# Your goal:
Which lines below hold the word "JSON"? Copy all of them.

# Supplied records:
▽

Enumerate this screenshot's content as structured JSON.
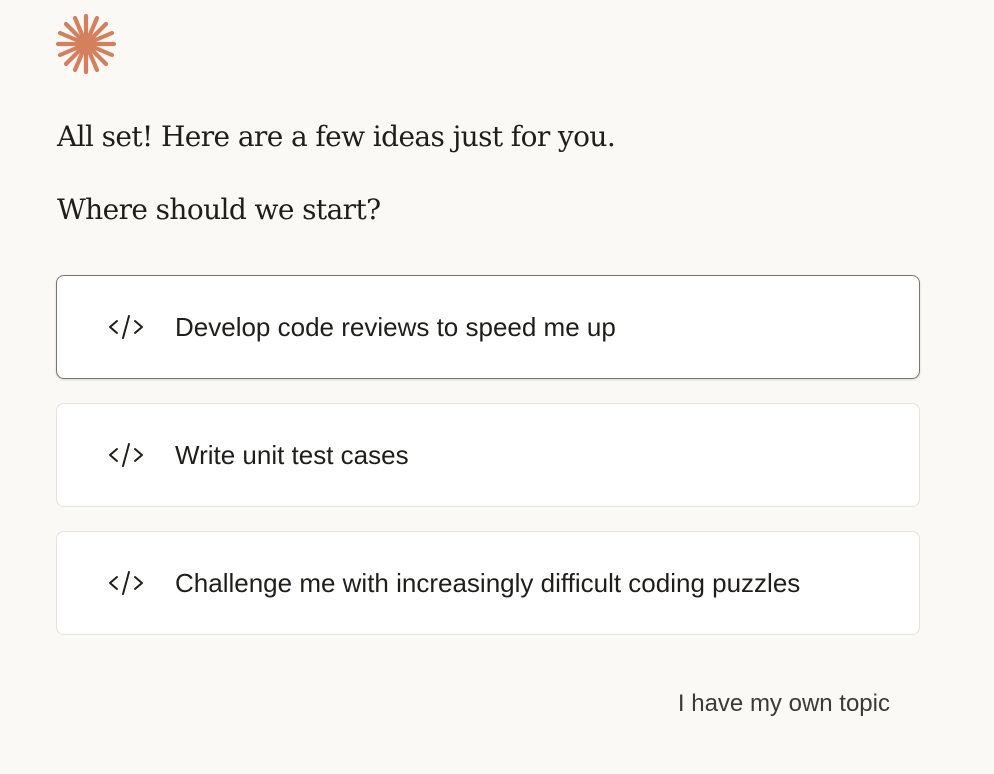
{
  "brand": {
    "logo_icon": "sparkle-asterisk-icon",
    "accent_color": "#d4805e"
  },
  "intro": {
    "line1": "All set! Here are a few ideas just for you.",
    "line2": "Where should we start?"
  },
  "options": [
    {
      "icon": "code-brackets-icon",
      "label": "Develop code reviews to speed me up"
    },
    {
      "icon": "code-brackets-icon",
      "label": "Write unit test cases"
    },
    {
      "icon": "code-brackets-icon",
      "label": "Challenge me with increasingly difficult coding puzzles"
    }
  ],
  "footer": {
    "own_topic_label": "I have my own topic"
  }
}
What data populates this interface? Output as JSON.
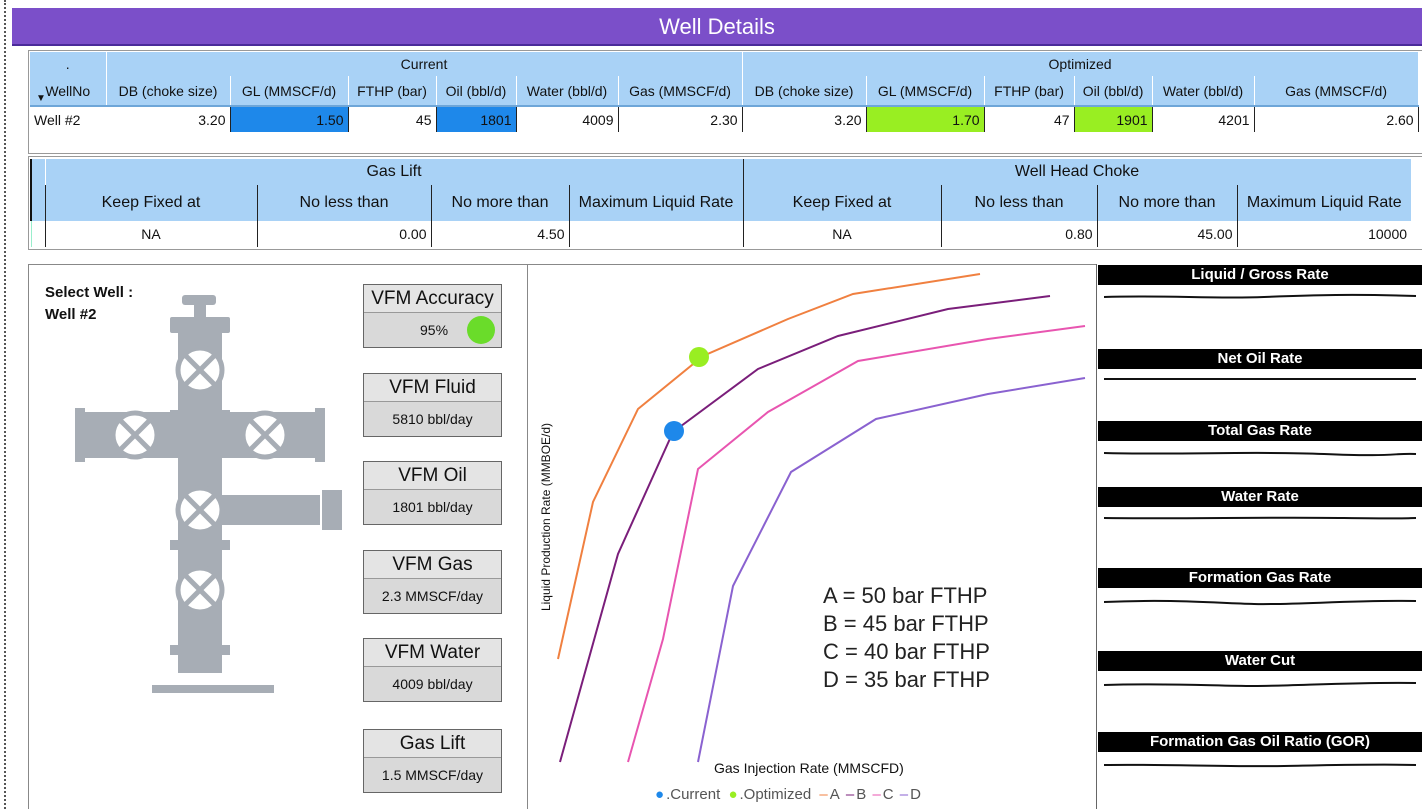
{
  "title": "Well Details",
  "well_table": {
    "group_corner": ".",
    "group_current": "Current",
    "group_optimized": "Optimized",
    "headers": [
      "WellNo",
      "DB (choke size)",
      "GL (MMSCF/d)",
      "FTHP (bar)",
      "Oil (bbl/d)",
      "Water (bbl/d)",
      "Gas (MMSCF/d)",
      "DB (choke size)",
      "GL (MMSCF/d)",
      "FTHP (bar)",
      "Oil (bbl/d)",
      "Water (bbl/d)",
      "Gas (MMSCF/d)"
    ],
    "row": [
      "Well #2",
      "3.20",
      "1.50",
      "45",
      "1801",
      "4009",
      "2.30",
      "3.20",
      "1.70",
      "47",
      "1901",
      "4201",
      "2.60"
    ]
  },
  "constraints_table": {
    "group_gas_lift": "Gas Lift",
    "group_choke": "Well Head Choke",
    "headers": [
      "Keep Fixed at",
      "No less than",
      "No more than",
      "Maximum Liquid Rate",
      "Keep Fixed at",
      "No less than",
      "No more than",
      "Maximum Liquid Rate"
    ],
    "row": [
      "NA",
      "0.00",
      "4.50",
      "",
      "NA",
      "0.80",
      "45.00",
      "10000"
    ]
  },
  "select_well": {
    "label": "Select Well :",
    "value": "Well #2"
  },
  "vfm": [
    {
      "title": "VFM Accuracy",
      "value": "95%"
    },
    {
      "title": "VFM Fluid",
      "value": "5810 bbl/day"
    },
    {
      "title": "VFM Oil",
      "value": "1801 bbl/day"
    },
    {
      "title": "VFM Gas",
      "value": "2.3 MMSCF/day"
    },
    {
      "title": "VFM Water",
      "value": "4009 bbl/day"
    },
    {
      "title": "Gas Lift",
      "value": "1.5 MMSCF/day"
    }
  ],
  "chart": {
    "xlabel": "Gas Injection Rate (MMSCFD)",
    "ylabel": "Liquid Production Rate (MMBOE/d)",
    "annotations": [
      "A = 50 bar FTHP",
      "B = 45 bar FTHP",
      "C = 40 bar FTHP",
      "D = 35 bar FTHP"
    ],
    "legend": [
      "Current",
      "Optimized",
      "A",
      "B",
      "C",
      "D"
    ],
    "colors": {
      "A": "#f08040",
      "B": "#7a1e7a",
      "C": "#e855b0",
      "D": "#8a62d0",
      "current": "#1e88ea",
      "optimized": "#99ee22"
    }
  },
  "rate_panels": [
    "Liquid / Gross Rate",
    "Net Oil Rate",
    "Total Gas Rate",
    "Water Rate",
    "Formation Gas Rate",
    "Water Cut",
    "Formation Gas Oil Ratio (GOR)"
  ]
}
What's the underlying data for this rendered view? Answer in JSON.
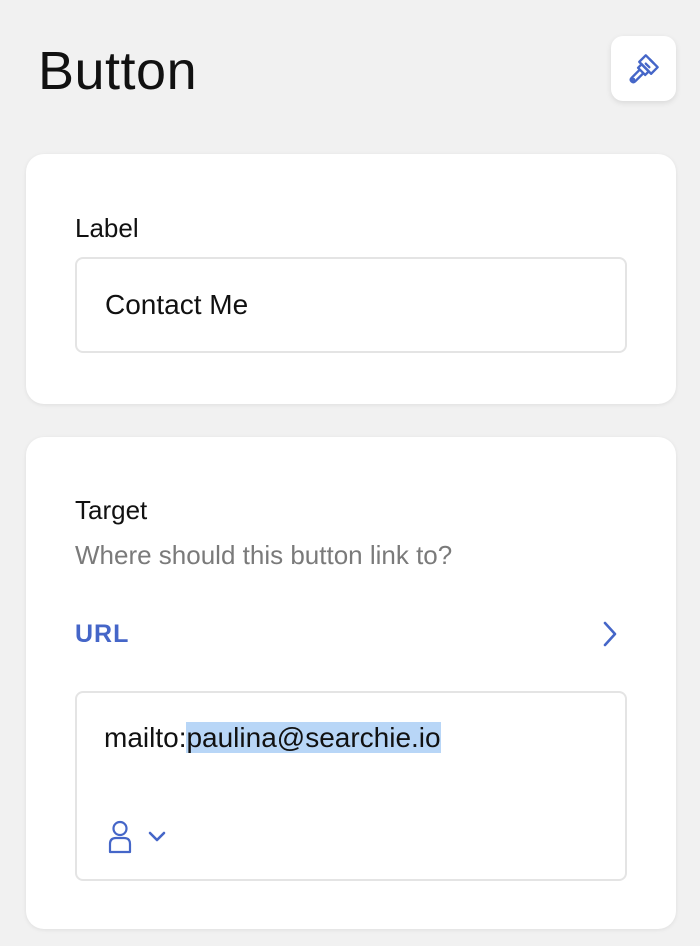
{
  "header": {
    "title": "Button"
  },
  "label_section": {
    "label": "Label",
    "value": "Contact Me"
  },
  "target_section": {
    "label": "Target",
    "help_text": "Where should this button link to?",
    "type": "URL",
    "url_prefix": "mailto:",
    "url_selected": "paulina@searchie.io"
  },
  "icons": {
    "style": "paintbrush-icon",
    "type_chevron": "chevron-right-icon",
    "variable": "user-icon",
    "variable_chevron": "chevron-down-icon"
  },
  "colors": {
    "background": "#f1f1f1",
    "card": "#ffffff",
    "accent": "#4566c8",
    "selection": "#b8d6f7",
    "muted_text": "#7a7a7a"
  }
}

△
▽

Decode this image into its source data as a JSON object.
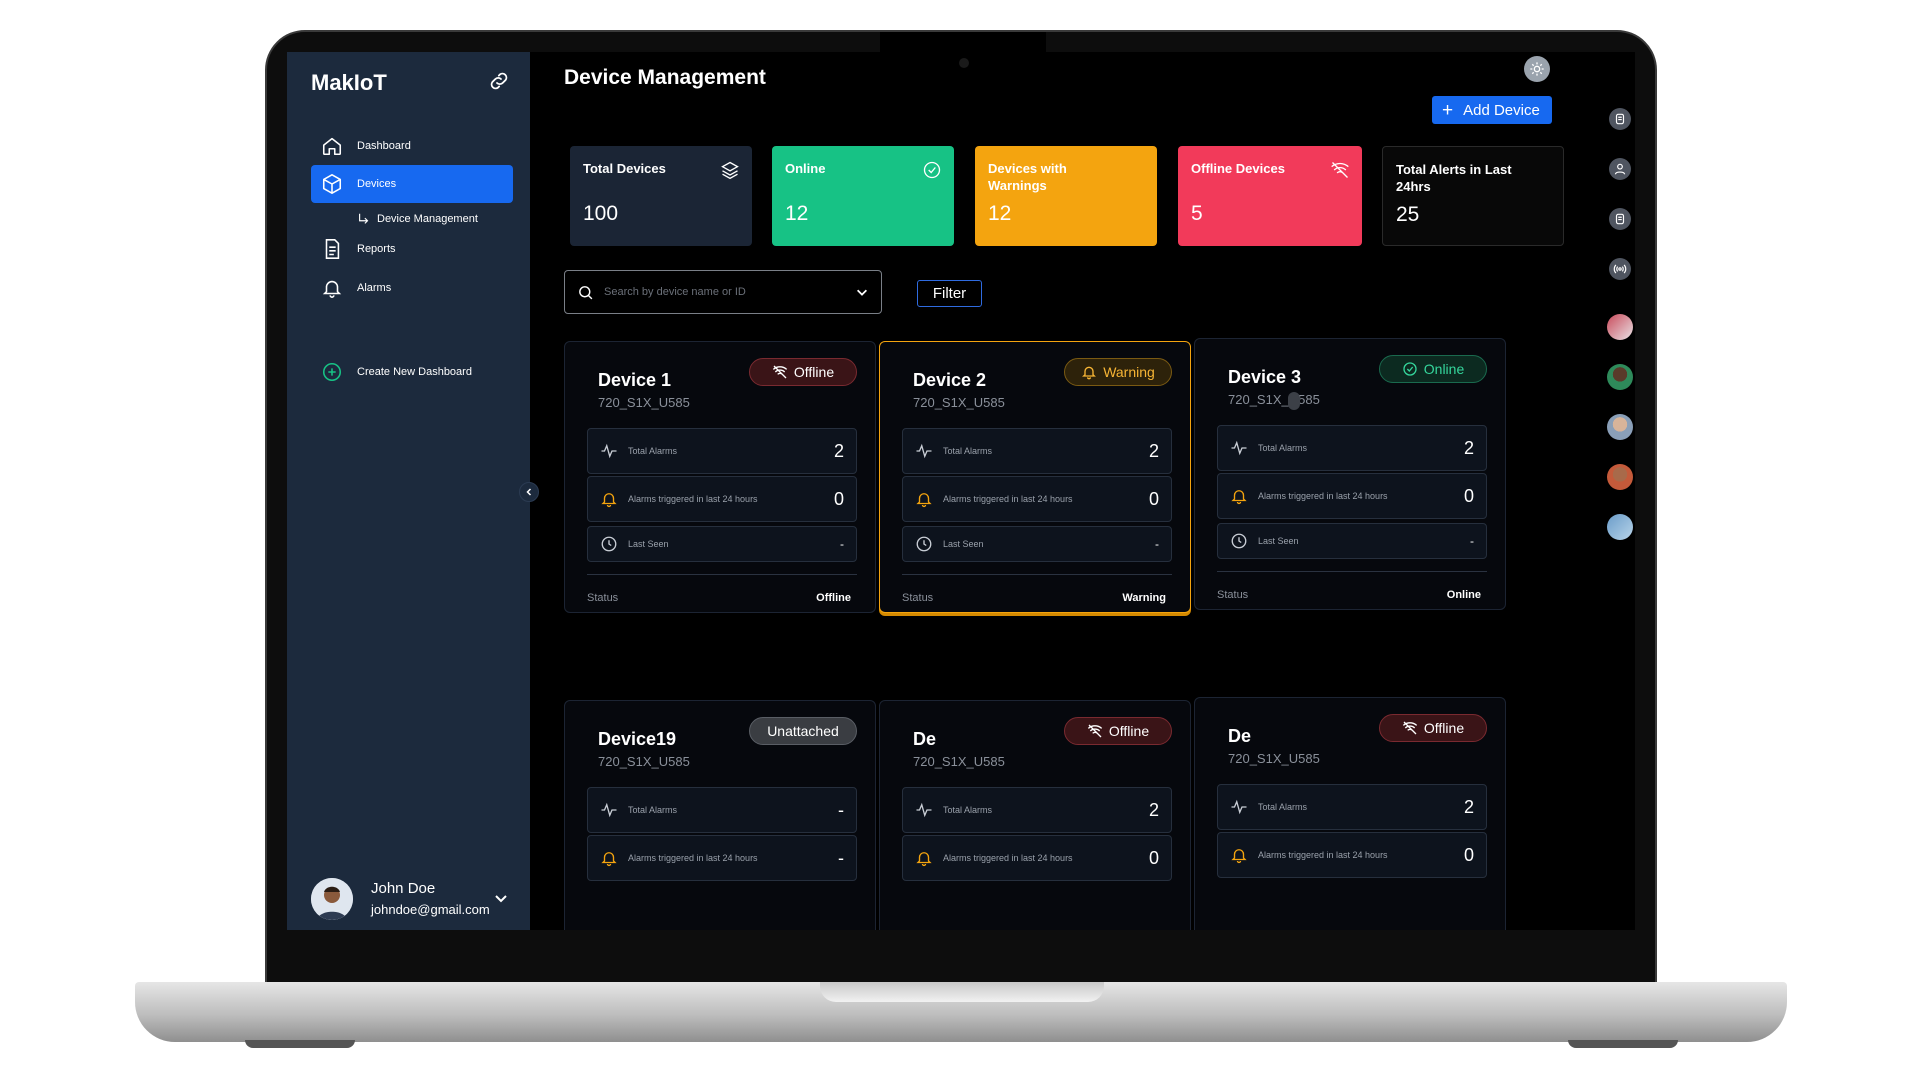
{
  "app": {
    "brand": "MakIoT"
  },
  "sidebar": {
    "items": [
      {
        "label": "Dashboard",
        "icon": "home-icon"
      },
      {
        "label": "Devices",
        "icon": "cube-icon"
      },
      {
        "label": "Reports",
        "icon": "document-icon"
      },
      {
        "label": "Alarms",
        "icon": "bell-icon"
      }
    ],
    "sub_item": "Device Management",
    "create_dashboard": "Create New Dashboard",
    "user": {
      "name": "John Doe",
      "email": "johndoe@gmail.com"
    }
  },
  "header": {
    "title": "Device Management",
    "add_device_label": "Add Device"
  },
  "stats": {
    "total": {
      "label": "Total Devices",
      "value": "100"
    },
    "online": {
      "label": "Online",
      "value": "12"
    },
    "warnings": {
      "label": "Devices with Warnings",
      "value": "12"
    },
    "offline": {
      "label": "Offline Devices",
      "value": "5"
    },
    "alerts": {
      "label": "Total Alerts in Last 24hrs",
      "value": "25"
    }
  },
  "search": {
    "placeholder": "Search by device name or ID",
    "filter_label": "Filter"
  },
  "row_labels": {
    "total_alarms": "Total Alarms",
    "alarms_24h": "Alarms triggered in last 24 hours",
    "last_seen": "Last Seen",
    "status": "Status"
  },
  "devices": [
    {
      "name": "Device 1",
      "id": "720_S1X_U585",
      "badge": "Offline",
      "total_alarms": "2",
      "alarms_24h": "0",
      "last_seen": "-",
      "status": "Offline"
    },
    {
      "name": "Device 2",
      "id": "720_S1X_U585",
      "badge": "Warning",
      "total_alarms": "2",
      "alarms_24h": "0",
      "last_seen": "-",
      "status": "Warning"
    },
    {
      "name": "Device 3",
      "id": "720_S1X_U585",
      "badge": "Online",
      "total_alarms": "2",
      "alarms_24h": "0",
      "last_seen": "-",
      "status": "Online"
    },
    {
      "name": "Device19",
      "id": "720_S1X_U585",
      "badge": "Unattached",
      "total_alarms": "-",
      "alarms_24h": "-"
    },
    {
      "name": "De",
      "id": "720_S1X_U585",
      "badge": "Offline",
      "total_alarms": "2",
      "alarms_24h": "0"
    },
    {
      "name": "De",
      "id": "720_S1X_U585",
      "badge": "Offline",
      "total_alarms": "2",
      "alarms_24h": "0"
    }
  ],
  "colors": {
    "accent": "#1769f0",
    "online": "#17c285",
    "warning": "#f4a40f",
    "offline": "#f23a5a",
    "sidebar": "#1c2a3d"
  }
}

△
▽

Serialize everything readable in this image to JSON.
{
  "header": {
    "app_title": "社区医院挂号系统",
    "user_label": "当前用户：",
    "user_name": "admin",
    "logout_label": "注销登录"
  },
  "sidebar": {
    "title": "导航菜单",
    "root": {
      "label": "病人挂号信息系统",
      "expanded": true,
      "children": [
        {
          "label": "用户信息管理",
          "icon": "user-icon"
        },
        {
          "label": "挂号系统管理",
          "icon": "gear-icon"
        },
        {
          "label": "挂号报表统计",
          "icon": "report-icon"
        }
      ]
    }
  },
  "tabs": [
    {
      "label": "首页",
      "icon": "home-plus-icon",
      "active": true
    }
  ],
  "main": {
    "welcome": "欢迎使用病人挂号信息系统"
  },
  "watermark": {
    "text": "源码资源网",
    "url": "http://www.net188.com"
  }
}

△

# Answer:
Enumerate this screenshot's content as structured JSON.
What data populates this interface? Output as JSON.
What's the underlying data for this rendered view? Answer in JSON.
Decode this image into its source data as a JSON object.
Serialize everything readable in this image to JSON.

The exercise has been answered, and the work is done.